[PROBLEM DETAILS]
Filter the entries that follow, copying every line in which the word "small" appears.

Dataset rows for apps and sites:
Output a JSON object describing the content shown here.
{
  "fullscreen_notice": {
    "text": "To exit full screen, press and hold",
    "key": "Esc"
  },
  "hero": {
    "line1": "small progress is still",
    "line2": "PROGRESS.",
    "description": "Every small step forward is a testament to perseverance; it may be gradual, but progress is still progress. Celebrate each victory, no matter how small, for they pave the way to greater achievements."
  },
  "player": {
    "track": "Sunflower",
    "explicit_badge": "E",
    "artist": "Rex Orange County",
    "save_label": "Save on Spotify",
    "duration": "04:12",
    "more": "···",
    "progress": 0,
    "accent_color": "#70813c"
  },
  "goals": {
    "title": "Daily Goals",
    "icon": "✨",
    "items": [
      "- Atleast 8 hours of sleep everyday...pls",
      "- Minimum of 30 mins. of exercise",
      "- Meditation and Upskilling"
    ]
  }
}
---
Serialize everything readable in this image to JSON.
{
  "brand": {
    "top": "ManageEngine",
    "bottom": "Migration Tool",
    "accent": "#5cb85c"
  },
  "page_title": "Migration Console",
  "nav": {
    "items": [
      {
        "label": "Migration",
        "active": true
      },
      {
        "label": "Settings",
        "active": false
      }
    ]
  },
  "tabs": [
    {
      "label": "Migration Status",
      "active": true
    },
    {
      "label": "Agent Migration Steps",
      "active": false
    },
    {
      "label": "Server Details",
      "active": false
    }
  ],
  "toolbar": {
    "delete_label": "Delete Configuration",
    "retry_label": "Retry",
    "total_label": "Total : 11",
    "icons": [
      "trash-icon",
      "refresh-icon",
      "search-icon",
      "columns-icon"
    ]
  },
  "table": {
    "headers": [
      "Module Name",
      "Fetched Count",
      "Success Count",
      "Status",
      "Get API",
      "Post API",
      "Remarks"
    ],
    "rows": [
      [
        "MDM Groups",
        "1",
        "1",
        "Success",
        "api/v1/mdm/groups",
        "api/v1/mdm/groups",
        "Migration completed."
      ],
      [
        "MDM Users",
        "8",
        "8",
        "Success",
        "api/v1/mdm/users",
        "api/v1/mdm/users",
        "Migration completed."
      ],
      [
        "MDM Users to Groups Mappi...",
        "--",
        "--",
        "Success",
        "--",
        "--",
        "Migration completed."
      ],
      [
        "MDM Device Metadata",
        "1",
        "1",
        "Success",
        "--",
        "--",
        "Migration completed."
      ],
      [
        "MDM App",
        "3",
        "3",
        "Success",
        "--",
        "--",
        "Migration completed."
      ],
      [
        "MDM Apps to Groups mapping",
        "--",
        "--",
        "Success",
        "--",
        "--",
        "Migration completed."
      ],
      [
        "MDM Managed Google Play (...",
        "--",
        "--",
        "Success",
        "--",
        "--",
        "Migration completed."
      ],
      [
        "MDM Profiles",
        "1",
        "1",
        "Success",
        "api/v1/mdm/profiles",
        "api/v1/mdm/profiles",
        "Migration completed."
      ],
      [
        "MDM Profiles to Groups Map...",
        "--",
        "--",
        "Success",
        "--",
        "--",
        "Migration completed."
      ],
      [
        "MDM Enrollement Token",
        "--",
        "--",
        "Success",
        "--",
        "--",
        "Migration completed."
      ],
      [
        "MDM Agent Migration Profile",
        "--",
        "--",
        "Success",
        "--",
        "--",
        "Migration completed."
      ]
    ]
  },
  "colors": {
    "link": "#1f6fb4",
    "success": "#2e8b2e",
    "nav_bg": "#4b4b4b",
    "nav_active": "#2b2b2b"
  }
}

[ANSWER SPACE]
    "line1": "small progress is still",
    "description": "Every small step forward is a testament to perseverance; it may be gradual, but progress is still progress. Celebrate each victory, no matter how small, for they pave the way to greater achievements."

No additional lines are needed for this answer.